[INPUT RECORDS — start]

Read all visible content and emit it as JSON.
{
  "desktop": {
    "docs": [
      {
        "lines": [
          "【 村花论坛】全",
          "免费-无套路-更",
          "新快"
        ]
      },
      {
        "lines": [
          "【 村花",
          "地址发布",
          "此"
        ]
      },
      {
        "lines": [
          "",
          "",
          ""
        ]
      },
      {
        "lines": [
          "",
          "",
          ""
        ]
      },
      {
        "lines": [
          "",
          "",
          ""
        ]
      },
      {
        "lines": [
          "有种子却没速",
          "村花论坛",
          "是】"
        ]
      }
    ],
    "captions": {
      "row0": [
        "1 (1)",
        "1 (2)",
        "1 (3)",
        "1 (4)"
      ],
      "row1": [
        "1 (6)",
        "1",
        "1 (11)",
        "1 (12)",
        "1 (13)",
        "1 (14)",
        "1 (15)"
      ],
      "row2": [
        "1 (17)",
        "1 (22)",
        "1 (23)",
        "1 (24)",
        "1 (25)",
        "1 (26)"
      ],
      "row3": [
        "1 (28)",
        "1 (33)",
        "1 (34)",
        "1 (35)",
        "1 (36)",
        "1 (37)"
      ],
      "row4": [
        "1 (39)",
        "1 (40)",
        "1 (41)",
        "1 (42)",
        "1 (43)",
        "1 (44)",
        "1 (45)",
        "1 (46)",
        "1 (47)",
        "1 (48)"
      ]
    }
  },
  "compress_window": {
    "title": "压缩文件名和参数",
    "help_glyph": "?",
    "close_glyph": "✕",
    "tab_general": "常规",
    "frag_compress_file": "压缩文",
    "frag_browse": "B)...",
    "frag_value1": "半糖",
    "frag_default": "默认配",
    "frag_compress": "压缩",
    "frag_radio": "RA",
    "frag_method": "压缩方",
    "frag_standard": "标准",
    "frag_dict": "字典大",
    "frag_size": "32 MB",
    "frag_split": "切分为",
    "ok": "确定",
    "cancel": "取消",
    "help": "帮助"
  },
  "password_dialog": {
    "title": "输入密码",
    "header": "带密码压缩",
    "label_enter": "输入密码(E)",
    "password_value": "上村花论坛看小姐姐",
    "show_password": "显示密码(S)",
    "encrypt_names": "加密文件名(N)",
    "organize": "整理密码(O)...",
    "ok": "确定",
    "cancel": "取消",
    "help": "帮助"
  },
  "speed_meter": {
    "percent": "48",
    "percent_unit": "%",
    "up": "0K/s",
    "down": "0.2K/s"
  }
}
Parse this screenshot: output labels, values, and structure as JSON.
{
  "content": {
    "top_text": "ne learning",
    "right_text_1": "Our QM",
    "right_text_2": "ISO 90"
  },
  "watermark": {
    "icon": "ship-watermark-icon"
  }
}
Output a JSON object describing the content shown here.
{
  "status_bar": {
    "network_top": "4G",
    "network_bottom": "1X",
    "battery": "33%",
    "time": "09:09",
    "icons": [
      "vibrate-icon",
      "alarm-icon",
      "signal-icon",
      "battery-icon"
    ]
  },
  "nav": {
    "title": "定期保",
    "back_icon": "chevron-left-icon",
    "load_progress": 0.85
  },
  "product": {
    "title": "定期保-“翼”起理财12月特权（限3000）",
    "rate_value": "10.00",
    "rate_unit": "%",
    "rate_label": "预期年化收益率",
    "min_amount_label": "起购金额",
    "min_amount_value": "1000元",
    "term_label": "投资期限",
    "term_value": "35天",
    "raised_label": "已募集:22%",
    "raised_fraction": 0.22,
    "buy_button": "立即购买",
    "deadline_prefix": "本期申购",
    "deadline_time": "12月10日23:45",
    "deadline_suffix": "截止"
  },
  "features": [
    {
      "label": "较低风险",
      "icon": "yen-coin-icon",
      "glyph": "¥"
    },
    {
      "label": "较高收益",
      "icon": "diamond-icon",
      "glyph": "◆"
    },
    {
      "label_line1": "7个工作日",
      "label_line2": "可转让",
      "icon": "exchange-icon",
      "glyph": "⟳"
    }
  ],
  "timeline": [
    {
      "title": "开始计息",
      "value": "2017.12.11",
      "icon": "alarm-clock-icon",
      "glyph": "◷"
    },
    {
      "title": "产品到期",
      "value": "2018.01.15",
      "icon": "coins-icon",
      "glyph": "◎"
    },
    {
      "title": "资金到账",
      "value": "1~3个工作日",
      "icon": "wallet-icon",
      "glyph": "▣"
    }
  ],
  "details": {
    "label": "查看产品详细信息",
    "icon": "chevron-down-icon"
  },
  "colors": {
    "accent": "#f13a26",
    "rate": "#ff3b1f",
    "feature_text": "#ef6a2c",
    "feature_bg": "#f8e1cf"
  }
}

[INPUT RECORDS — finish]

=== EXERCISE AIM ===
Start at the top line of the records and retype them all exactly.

=== RESULT OF THIS TASK ===
Read all visible content and emit it as JSON.
{
  "desktop": {
    "docs": [
      {
        "lines": [
          "【 村花论坛】全",
          "免费-无套路-更",
          "新快"
        ]
      },
      {
        "lines": [
          "【 村花",
          "地址发布",
          "此"
        ]
      },
      {
        "lines": [
          "",
          "",
          ""
        ]
      },
      {
        "lines": [
          "",
          "",
          ""
        ]
      },
      {
        "lines": [
          "",
          "",
          ""
        ]
      },
      {
        "lines": [
          "有种子却没速",
          "村花论坛",
          "是】"
        ]
      }
    ],
    "captions": {
      "row0": [
        "1 (1)",
        "1 (2)",
        "1 (3)",
        "1 (4)"
      ],
      "row1": [
        "1 (6)",
        "1",
        "1 (11)",
        "1 (12)",
        "1 (13)",
        "1 (14)",
        "1 (15)"
      ],
      "row2": [
        "1 (17)",
        "1 (22)",
        "1 (23)",
        "1 (24)",
        "1 (25)",
        "1 (26)"
      ],
      "row3": [
        "1 (28)",
        "1 (33)",
        "1 (34)",
        "1 (35)",
        "1 (36)",
        "1 (37)"
      ],
      "row4": [
        "1 (39)",
        "1 (40)",
        "1 (41)",
        "1 (42)",
        "1 (43)",
        "1 (44)",
        "1 (45)",
        "1 (46)",
        "1 (47)",
        "1 (48)"
      ]
    }
  },
  "compress_window": {
    "title": "压缩文件名和参数",
    "help_glyph": "?",
    "close_glyph": "✕",
    "tab_general": "常规",
    "frag_compress_file": "压缩文",
    "frag_browse": "B)...",
    "frag_value1": "半糖",
    "frag_default": "默认配",
    "frag_compress": "压缩",
    "frag_radio": "RA",
    "frag_method": "压缩方",
    "frag_standard": "标准",
    "frag_dict": "字典大",
    "frag_size": "32 MB",
    "frag_split": "切分为",
    "ok": "确定",
    "cancel": "取消",
    "help": "帮助"
  },
  "password_dialog": {
    "title": "输入密码",
    "header": "带密码压缩",
    "label_enter": "输入密码(E)",
    "password_value": "上村花论坛看小姐姐",
    "show_password": "显示密码(S)",
    "encrypt_names": "加密文件名(N)",
    "organize": "整理密码(O)...",
    "ok": "确定",
    "cancel": "取消",
    "help": "帮助"
  },
  "speed_meter": {
    "percent": "48",
    "percent_unit": "%",
    "up": "0K/s",
    "down": "0.2K/s"
  }
}
Parse this screenshot: output labels, values, and structure as JSON.
{
  "content": {
    "top_text": "ne learning",
    "right_text_1": "Our QM",
    "right_text_2": "ISO 90"
  },
  "watermark": {
    "icon": "ship-watermark-icon"
  }
}
Output a JSON object describing the content shown here.
{
  "status_bar": {
    "network_top": "4G",
    "network_bottom": "1X",
    "battery": "33%",
    "time": "09:09",
    "icons": [
      "vibrate-icon",
      "alarm-icon",
      "signal-icon",
      "battery-icon"
    ]
  },
  "nav": {
    "title": "定期保",
    "back_icon": "chevron-left-icon",
    "load_progress": 0.85
  },
  "product": {
    "title": "定期保-“翼”起理财12月特权（限3000）",
    "rate_value": "10.00",
    "rate_unit": "%",
    "rate_label": "预期年化收益率",
    "min_amount_label": "起购金额",
    "min_amount_value": "1000元",
    "term_label": "投资期限",
    "term_value": "35天",
    "raised_label": "已募集:22%",
    "raised_fraction": 0.22,
    "buy_button": "立即购买",
    "deadline_prefix": "本期申购",
    "deadline_time": "12月10日23:45",
    "deadline_suffix": "截止"
  },
  "features": [
    {
      "label": "较低风险",
      "icon": "yen-coin-icon",
      "glyph": "¥"
    },
    {
      "label": "较高收益",
      "icon": "diamond-icon",
      "glyph": "◆"
    },
    {
      "label_line1": "7个工作日",
      "label_line2": "可转让",
      "icon": "exchange-icon",
      "glyph": "⟳"
    }
  ],
  "timeline": [
    {
      "title": "开始计息",
      "value": "2017.12.11",
      "icon": "alarm-clock-icon",
      "glyph": "◷"
    },
    {
      "title": "产品到期",
      "value": "2018.01.15",
      "icon": "coins-icon",
      "glyph": "◎"
    },
    {
      "title": "资金到账",
      "value": "1~3个工作日",
      "icon": "wallet-icon",
      "glyph": "▣"
    }
  ],
  "details": {
    "label": "查看产品详细信息",
    "icon": "chevron-down-icon"
  },
  "colors": {
    "accent": "#f13a26",
    "rate": "#ff3b1f",
    "feature_text": "#ef6a2c",
    "feature_bg": "#f8e1cf"
  }
}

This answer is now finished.